Plugins & presets: stylizing a photo

A colleague of mine recently showed me a photo, she took of her son during a holiday. It immediately struck a chord with me – it had some resemblance to the style of ads for a certain fragrance. The key to that very style is Black&White with a certain polished look. So I set myself the task to go and try to “rebuild” that style.

First, I loaded the original picture into Lightroom and worked on exposure and color correction. I knew, that editing it towards “strong” colors and contrast and trying to preserve dark areas would help me in the black-and-white-conversion. In some areas, though, I was pretty limited: I could not recover the crushed whites from the original JPG: you can easily note that in the T-Shirt.  In the next step, I wanted to use several plugins from Google’sNIK collection. I decided to export the picture into Photoshop, since there, the NIK plugins do provide additional options compared to their Lightroom versions. And: each used plugin creates its own layer, so you can fine-tune each one separately or even work with layer masks.

Comparing two versions: editing in Lightroom, Photoshop and NIK pluginsComparing two versions: editing in Lightroom, Photoshop and NIK plugins

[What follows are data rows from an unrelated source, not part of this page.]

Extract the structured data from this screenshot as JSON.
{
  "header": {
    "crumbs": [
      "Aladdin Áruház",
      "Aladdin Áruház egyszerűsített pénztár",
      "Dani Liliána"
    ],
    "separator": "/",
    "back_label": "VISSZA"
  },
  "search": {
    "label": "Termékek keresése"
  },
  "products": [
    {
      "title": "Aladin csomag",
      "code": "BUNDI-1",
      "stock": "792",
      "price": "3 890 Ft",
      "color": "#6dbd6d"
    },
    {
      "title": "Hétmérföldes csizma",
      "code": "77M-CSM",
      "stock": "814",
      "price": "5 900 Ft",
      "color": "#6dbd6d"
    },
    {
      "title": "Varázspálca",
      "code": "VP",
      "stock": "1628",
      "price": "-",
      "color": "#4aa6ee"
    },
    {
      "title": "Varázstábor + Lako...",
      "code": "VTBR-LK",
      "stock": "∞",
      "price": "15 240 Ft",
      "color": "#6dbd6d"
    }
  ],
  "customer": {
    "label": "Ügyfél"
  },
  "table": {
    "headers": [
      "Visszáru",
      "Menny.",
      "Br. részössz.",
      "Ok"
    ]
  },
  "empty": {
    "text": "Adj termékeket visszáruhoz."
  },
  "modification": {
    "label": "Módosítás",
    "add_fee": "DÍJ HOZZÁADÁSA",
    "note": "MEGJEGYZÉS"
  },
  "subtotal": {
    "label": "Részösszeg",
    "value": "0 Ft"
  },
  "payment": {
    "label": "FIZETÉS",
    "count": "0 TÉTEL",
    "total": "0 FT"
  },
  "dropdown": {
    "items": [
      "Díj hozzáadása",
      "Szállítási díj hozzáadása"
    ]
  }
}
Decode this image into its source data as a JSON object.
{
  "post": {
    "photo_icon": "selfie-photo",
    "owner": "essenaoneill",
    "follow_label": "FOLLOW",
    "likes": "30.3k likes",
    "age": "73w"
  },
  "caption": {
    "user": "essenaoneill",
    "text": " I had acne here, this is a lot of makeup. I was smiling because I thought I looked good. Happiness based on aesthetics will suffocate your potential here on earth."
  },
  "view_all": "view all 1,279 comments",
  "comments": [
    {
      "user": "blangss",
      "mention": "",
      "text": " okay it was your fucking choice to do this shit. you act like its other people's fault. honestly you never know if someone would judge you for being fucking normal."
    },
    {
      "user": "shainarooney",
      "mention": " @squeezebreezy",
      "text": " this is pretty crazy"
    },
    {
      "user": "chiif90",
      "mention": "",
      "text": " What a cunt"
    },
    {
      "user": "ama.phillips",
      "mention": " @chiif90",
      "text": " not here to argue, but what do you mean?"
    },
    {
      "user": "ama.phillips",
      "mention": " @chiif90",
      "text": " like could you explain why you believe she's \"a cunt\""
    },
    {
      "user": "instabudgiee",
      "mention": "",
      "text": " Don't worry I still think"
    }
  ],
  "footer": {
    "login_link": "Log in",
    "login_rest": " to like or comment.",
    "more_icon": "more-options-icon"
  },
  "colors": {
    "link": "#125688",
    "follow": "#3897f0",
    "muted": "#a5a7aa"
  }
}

Since the original photo was taken with an iPhone, I wanted to get rid of sensor noise, first of all. Using NIK’s Dfine, I did not rely on its automatic noise reduction, though: I would have lost small detail in non-noisy parts, something you would not want with the already limited resolution of the original picture. Instead, I used Dfine’s control point feature and applied just one control point to the sky. That way, I got rid of the noise in the blue parts of the picture without sacrificing sharpness elsewhere.

I then proceeded with Dfine’s “skin” option. With a small brush, I treated the face, arms and legs of the model to smooth out the too grainy look of the iPhone picture. To end with, I used NIK’s Presharpener plugin and only very softly applied it, using the transparency slider of its layer: just enough to recover some of the detail and not introduce artifacts and noise, again. I also got rid of the small halfmoon in the background: I felt, it just distracted from the picture.

Exporting that picture back into Lightroom, I had a nice version for final editing. Some more small adjustments (for example, lighter parts of the skin were too yellow, so I needed to desaturate them a bit), and I was ready for B&W-conversion using NIK Silver Efex Pro 2. There’s quite many presets in that plugin to choose from. I selected one, that came close to the desired style of these fragrance ads and fine-tuned it to my liking. Especially working with the gamma curve, exposure, contrast and the color filter options (they emulate the old colored lens filters we all used in analog B&W-photography to enhance clouds or the sky, for example) did the trick.

Whilst browsing through the various presets in Silver Efex Pro 2, I also found some presets, that looked cool with that photo, too. So I ended up making various B&W-versions.

Having done that, I could not resist to experiment with various color looks as well: I made virtual copies of the “optimized” color picture and applied various presets. For a while now, I do work with the amazingVSCO Film presets. They emulate analog film stock with push, pull, and cross processed looks – it’s like a journey back into the old days.

In the end, I also did a version with a full moon, that I inserted – my colleague just had loved the small moon in the background of the original picture so much, that I could not resist…

So: below’s a little gallery with the various results – as always, I look forward to your comments!

Comparing the stylized photos: color and Black&White conversion using NIK plugins in Photoshop and LightroomComparing the stylized photos: color and Black&White conversion using NIK plugins in Photoshop and Lightroom